→ WORK REQUIRED
Among the lines of the records, please find those that contain the word "this" and copy them.
RECORDS SUPPLIED Start Marker
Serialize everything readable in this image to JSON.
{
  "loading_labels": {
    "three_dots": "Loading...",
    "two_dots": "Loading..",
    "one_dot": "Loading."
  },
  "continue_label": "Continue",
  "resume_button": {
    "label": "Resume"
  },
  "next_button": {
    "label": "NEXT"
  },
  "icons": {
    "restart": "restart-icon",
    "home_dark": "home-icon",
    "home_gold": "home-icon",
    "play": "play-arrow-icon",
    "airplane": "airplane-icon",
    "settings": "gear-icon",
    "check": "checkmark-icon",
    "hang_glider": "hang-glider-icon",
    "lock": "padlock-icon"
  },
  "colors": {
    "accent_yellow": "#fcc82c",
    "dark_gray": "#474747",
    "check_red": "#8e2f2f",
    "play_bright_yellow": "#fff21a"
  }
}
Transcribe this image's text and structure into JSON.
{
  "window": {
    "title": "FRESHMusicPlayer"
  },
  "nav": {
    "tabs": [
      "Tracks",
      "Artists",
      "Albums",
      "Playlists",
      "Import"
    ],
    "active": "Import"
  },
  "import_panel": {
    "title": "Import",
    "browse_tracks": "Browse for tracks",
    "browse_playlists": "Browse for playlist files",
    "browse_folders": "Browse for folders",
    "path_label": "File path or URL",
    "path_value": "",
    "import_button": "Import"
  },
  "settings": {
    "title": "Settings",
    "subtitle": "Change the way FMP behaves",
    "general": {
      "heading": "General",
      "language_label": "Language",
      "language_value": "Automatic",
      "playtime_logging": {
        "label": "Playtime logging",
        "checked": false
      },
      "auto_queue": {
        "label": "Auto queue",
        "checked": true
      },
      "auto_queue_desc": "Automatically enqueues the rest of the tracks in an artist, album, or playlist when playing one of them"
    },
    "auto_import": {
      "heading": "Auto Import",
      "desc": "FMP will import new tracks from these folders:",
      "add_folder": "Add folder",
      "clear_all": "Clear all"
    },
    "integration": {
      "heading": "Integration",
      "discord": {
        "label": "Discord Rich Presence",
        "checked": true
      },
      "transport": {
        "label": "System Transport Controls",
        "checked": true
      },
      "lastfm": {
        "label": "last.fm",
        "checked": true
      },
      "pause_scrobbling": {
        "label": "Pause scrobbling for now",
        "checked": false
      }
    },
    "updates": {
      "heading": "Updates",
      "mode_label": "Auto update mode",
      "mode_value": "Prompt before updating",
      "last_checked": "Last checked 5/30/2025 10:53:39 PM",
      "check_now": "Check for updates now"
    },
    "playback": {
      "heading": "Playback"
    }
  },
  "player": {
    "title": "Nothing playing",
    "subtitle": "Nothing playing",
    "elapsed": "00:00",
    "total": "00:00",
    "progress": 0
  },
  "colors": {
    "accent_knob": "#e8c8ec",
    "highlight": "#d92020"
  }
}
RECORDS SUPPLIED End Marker
→ EXERCISE RESULT
Serialize everything readable in this image to JSON.
Transcribe this image's text and structure into JSON.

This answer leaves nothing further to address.